[Items from a data source]
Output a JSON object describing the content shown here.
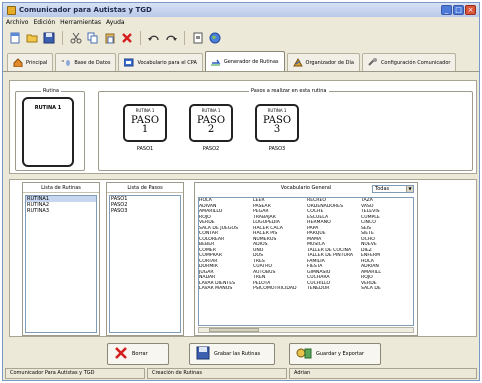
{
  "window": {
    "title": "Comunicador para Autistas y TGD"
  },
  "menu": [
    "Archivo",
    "Edición",
    "Herramientas",
    "Ayuda"
  ],
  "toolbar_icons": [
    "new-icon",
    "open-folder-icon",
    "save-icon",
    "cut-icon",
    "copy-icon",
    "paste-icon",
    "delete-icon",
    "undo-icon",
    "redo-icon",
    "page-icon",
    "help-globe-icon"
  ],
  "tabs": [
    {
      "label": "Principal",
      "icon": "home-icon"
    },
    {
      "label": "Base de Datos",
      "icon": "database-icon"
    },
    {
      "label": "Vocabulario para el CPA",
      "icon": "vocabulary-icon"
    },
    {
      "label": "Generador de Rutinas",
      "icon": "generator-icon",
      "active": true
    },
    {
      "label": "Organizador de Día",
      "icon": "organizer-icon"
    },
    {
      "label": "Configuración Comunicador",
      "icon": "settings-icon"
    }
  ],
  "routine_panel": {
    "rutina_label": "Rutina",
    "rutina_title": "RUTINA 1",
    "pasos_label": "Pasos a realizar en esta rutina",
    "steps": [
      {
        "header": "RUTINA 1",
        "big": "PASO",
        "num": "1",
        "caption": "PASO1"
      },
      {
        "header": "RUTINA 1",
        "big": "PASO",
        "num": "2",
        "caption": "PASO2"
      },
      {
        "header": "RUTINA 1",
        "big": "PASO",
        "num": "3",
        "caption": "PASO3"
      }
    ]
  },
  "rutinas_list": {
    "header": "Lista de Rutinas",
    "items": [
      "RUTINA1",
      "RUTINA2",
      "RUTINA3"
    ],
    "selected": 0
  },
  "pasos_list": {
    "header": "Lista de Pasos",
    "items": [
      "PASO1",
      "PASO2",
      "PASO3"
    ]
  },
  "vocabulary": {
    "header": "Vocabulario General",
    "filter": "Todas",
    "columns": [
      [
        "HOLA",
        "ADIVAN",
        "AMARILLO",
        "ROJO",
        "VERDE",
        "SALA DE JUEGOS",
        "CONTAR",
        "COLOREAR",
        "BEBER",
        "COMER",
        "COMPRAR",
        "CORTAR",
        "DORMIR",
        "JUGAR",
        "NADAR",
        "LAVAR DIENTES",
        "LAVAR MANOS"
      ],
      [
        "LEER",
        "PASEAR",
        "PEGAR",
        "TRABAJAR",
        "LOGOPEDIA",
        "HACER CACA",
        "HACER PIS",
        "NUMEROS",
        "ADIOS",
        "UNO",
        "DOS",
        "TRES",
        "CUATRO",
        "AUTOBUS",
        "TREN",
        "PELOTA",
        "PSICOMOTRICIDAD"
      ],
      [
        "RECREO",
        "ORDENADORES",
        "COCHE",
        "ESCUELA",
        "HERMANO",
        "PAPA",
        "PARQUE",
        "MAMA",
        "MUSICA",
        "TALLER DE COCINA",
        "TALLER DE PINTURA",
        "FAMILIA",
        "FIESTA",
        "GIMNASIO",
        "CUCHARA",
        "CUCHILLO",
        "TENEDOR"
      ],
      [
        "TAZA",
        "VASO",
        "TELEVIS",
        "CUMPLE",
        "CINCO",
        "SEIS",
        "SIETE",
        "OCHO",
        "NUEVE",
        "DIEZ",
        "ENFERM",
        "HOLA",
        "ADRIAN",
        "AMARILL",
        "ROJO",
        "VERDE",
        "SALA DE"
      ]
    ]
  },
  "buttons": {
    "borrar": "Borrar",
    "grabar": "Grabar las Rutinas",
    "guardar": "Guardar y Exportar"
  },
  "statusbar": [
    "Comunicador Para Autistas y TGD",
    "Creación de Rutinas",
    "Adrian"
  ]
}
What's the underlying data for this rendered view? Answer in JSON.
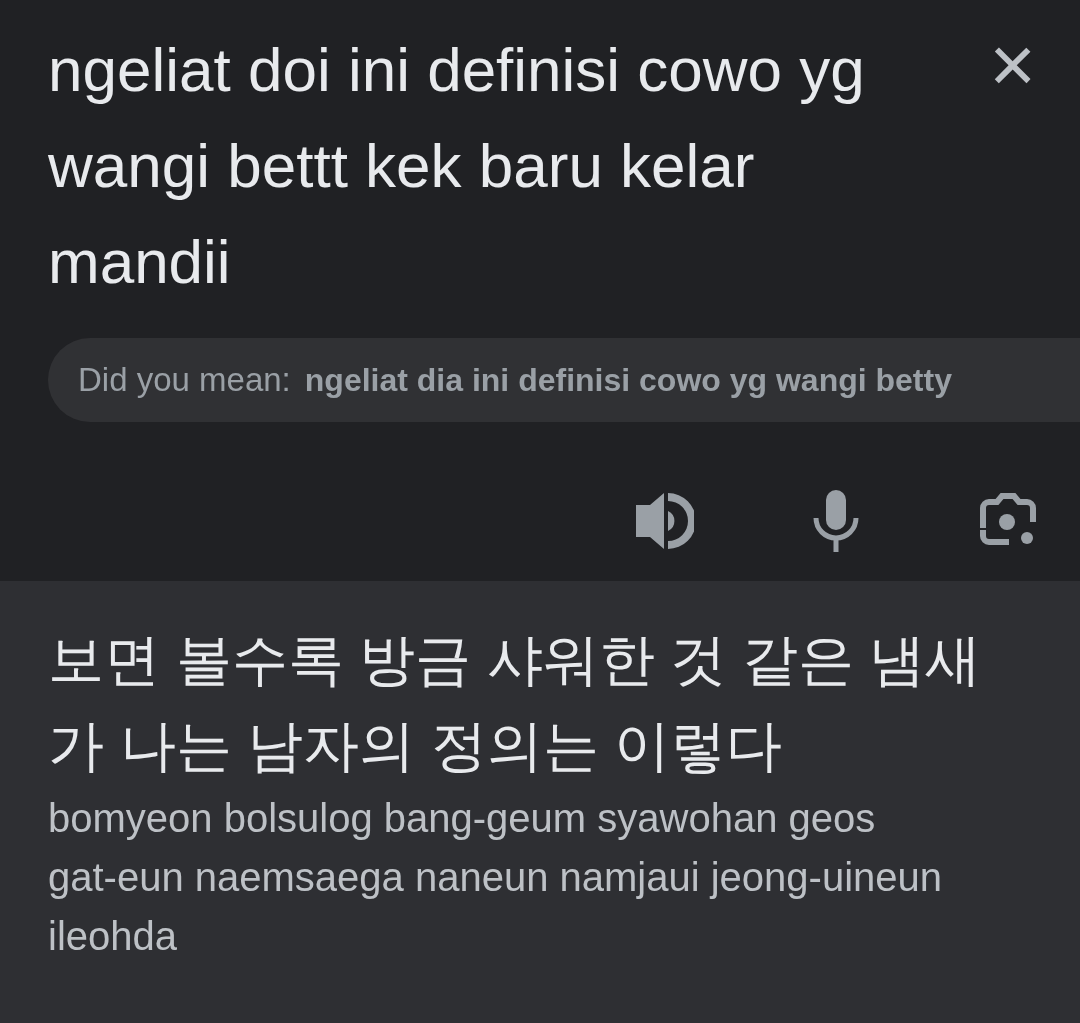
{
  "source": {
    "text": "ngeliat doi ini definisi cowo yg wangi bettt kek baru kelar mandii",
    "close": "×"
  },
  "suggestion": {
    "label": "Did you mean:",
    "text": "ngeliat dia ini definisi cowo yg wangi betty"
  },
  "translation": {
    "text": "보면 볼수록 방금 샤워한 것 같은 냄새가 나는 남자의 정의는 이렇다",
    "romanization": "bomyeon bolsulog bang-geum syawohan geos gat-eun naemsaega naneun namjaui jeong-uineun ileohda"
  }
}
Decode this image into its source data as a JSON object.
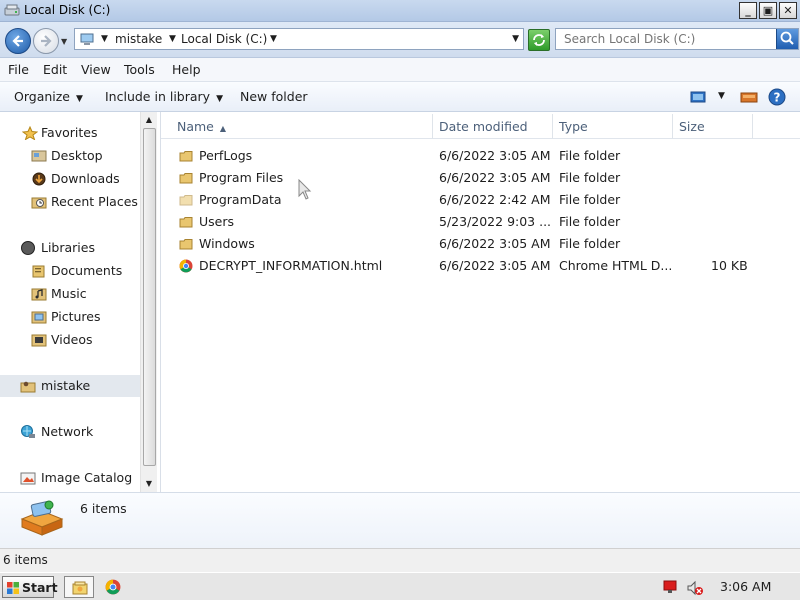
{
  "window": {
    "title": "Local Disk (C:)",
    "minimize_glyph": "_",
    "maximize_glyph": "▣",
    "close_glyph": "✕"
  },
  "address": {
    "crumbs": [
      "mistake",
      "Local Disk (C:)"
    ],
    "search_placeholder": "Search Local Disk (C:)"
  },
  "menu": [
    "File",
    "Edit",
    "View",
    "Tools",
    "Help"
  ],
  "commands": {
    "organize": "Organize",
    "include_in_library": "Include in library",
    "new_folder": "New folder"
  },
  "nav": {
    "favorites": "Favorites",
    "desktop": "Desktop",
    "downloads": "Downloads",
    "recent_places": "Recent Places",
    "libraries": "Libraries",
    "documents": "Documents",
    "music": "Music",
    "pictures": "Pictures",
    "videos": "Videos",
    "user": "mistake",
    "network": "Network",
    "image_catalog": "Image Catalog"
  },
  "columns": {
    "name": "Name",
    "date_modified": "Date modified",
    "type": "Type",
    "size": "Size"
  },
  "files": [
    {
      "name": "PerfLogs",
      "date": "6/6/2022 3:05 AM",
      "type": "File folder",
      "size": "",
      "icon": "folder-icon"
    },
    {
      "name": "Program Files",
      "date": "6/6/2022 3:05 AM",
      "type": "File folder",
      "size": "",
      "icon": "folder-icon"
    },
    {
      "name": "ProgramData",
      "date": "6/6/2022 2:42 AM",
      "type": "File folder",
      "size": "",
      "icon": "folder-icon"
    },
    {
      "name": "Users",
      "date": "5/23/2022 9:03 ...",
      "type": "File folder",
      "size": "",
      "icon": "folder-icon"
    },
    {
      "name": "Windows",
      "date": "6/6/2022 3:05 AM",
      "type": "File folder",
      "size": "",
      "icon": "folder-icon"
    },
    {
      "name": "DECRYPT_INFORMATION.html",
      "date": "6/6/2022 3:05 AM",
      "type": "Chrome HTML D...",
      "size": "10 KB",
      "icon": "chrome-icon"
    }
  ],
  "details": {
    "item_count": "6 items"
  },
  "status": {
    "item_count": "6 items"
  },
  "taskbar": {
    "start_label": "Start",
    "clock": "3:06 AM"
  },
  "colors": {
    "accent": "#1e5ba8",
    "selected_nav": "#e3e8ee",
    "header_text": "#4c607a"
  }
}
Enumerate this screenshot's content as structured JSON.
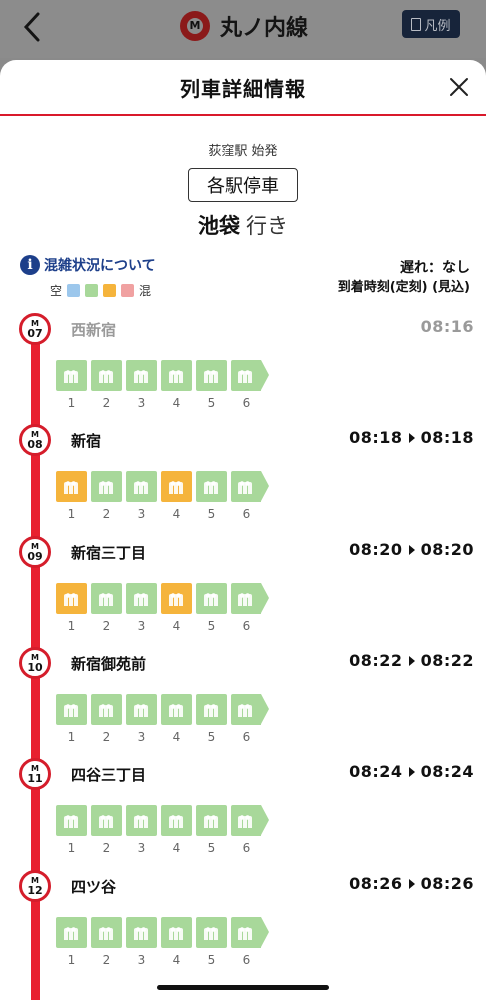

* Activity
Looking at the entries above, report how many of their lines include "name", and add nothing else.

* The completed task
7